Back then, I had no plans to someday become a writer. But finally, a few years back, when I’d written the Muzaffar Jang series and had learnt a good deal about the history of Delhi, Sarum came to mind again, and with it, that long-ago wish that someone would write an Indian equivalent.
Here it is: The Garden of Heaven, the first book in the Delhi Quartet. The Delhi Quartet will span 800 years of Delhi’s history, beginning shortly before the invasion of Mohammad Ghuri, and extending till just after Partition; the first 200 years of that stretch are covered in The Garden of Heaven.
After a preliminary episode in which a wealthy merchant of Agroha uproots his family and shifts to Dilli, the story switches to that of a young boy named Madhav. In the wake of the Second Battle of Tarain (1192 CE), Madhav’s village, close to Tarain, is decimated and Madhav left orphaned. With nowhere to go and no-one to call his own, Madhav manages to clamber onto a passing cart, and ends up being befriended by an old stone cutter, Balram. It is Balram, half-blind, crippled, but staunchly pragmatic, who trains Madhav to be a stone cutter too, and who brings Madhav to Dilli.
As the decades pass, as the Slave Sultans set up their own Dilli, the story goes on. Characters live their lives, grappling with issues of identity, of self and self-worth; they seek love, they chase ambition; they try to deal with disappointment and crushing defeat.
And, 200 years after Madhav, there lives in Dilli the lonely and poor Shagufta. When Taimur’s armies attack Dilli and ravage the city in 1398 CE, Shagufta finds herself sheltering a badly wounded enemy soldier. When the wounded man, maddened by the agony, asks Shagufta to talk to him, to tell him something, anything, Shagutfa tells him the stories of Madhav. And of Gayatri and Jayshree, of Girdhar and Chhoti and Ibrahim, all in some way connected to Madhav, all living at some point of time in Dilli. Story upon story, story intersecting with story, lives crossing paths.
Adity Kay, best-selling author of Emperor Chandragupta, Emperor Vikramaditya, and Emperor Harsha, has this to say about The Garden of Heaven:
“A sweeping, enthralling saga… Delhi stars vividly in [Liddle’s] new novel about ordinary people looking for fortune, finding love, caught in self-doubt, torn apart by passion—an unputdownable page-turner.”
And Omair Ahmad, highly acclaimed, award-winning writer, says:
“[Liddle’s] historically informed fiction is deeply researched and consistently engaging. The Garden of Heaven uses the lives of stone masons and the voices of women to tell the story of those that built and adorned the monuments of Delhi, with all the horror, bitterness, misunderstandings, suspicions and love that the city is seeded with.”
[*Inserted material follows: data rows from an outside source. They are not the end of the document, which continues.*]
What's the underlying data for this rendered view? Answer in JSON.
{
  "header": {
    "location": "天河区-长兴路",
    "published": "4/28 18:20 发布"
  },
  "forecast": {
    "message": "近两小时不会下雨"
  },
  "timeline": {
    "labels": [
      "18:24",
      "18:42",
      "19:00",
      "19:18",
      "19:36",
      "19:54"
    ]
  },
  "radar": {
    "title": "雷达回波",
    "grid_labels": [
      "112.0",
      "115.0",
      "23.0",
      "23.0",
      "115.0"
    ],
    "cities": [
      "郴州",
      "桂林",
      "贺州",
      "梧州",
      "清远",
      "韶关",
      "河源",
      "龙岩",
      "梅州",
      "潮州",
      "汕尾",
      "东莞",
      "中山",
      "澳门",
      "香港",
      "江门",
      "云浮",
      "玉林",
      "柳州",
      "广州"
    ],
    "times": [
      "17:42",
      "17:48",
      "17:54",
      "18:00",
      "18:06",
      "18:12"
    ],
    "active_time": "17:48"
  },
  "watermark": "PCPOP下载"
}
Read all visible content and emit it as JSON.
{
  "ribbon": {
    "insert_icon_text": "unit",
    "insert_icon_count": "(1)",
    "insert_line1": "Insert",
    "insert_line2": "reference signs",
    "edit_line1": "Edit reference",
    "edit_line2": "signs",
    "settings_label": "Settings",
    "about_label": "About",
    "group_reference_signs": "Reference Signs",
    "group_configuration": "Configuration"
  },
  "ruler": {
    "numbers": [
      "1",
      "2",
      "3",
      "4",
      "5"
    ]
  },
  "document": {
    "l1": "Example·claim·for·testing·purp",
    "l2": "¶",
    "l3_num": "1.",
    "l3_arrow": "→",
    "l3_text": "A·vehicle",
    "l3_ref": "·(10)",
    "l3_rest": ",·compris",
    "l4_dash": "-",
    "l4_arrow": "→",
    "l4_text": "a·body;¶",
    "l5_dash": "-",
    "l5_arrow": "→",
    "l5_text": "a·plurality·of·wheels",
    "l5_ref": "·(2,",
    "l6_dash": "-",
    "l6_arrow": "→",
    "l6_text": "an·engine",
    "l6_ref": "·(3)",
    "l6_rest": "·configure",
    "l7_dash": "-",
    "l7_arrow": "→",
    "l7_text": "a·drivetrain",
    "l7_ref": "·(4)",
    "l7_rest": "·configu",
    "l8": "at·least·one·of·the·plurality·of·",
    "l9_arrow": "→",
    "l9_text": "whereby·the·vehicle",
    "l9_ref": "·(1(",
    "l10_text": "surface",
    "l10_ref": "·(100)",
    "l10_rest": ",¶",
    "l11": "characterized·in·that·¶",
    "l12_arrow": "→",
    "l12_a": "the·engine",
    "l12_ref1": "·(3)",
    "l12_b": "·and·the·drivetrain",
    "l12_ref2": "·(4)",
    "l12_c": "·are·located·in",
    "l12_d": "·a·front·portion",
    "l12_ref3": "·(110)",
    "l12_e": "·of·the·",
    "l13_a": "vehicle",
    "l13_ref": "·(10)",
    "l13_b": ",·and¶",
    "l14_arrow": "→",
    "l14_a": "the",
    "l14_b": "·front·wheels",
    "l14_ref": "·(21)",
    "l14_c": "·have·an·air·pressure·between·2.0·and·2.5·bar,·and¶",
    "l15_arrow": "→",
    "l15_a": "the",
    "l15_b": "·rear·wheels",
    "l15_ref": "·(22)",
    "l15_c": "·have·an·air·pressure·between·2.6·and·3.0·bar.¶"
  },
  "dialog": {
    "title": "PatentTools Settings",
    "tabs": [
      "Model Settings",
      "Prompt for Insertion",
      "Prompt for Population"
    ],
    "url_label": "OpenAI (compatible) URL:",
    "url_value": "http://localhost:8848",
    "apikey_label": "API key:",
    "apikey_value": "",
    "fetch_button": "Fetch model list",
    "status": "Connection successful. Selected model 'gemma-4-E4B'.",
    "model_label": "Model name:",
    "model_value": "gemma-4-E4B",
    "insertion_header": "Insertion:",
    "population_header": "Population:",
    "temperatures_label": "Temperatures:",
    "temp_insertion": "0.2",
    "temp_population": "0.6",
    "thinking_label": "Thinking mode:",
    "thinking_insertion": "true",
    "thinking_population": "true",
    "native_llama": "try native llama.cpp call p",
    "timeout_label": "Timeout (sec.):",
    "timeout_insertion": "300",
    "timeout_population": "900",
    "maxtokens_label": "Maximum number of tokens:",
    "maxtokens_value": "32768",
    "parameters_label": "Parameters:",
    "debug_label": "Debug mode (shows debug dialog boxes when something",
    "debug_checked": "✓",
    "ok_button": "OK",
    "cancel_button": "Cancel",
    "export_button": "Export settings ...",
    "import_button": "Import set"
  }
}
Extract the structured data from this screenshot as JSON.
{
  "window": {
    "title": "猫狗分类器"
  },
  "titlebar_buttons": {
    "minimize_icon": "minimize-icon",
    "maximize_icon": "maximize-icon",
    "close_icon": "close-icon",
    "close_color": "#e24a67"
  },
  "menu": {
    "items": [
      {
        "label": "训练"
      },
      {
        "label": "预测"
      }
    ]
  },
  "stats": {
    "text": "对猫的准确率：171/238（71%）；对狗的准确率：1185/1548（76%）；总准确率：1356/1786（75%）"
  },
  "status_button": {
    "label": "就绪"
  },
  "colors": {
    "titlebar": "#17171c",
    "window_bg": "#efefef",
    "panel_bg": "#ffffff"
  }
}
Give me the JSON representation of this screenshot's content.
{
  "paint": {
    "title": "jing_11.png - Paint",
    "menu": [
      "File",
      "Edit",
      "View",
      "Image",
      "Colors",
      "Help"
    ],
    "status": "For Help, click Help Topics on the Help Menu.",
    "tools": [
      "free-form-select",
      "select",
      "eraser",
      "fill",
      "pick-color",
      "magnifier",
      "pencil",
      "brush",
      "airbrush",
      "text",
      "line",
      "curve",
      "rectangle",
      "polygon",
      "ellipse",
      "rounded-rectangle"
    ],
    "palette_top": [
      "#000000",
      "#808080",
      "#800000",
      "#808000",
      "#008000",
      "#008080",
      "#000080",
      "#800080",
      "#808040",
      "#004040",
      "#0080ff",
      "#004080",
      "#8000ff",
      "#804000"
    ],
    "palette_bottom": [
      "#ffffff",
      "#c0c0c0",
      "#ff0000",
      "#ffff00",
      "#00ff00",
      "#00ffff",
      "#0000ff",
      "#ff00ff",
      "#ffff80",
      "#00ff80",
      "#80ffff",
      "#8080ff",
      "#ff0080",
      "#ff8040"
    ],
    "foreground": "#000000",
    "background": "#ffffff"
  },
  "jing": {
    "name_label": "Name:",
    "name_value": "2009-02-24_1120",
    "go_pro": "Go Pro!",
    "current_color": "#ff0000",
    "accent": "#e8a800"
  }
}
If you’re interested in history, do check out The Garden of Heaven. I enjoyed writing this book a lot, trying to find the balance between fact and fiction, trying to understand how life might have been for the common people who lived in the same city and at the same time as Razia Sultan or Amir Khusro.
The Garden of Heaven is available at bookstores and on Amazon India. In fact, bookstores like Goa’s Dogears Book Shop, Pune’s Pagdandi Bookstore Café and Delhi’s Bahri Sons don’t just stock books, they also ship (Dogears and Pagdandi overseas, Bahri Sons within India). Other places online where you can buy the book are Jain Book Agency, and (overseas) Barnes & Noble. Order your copy now (or gift one to someone you think will like this book).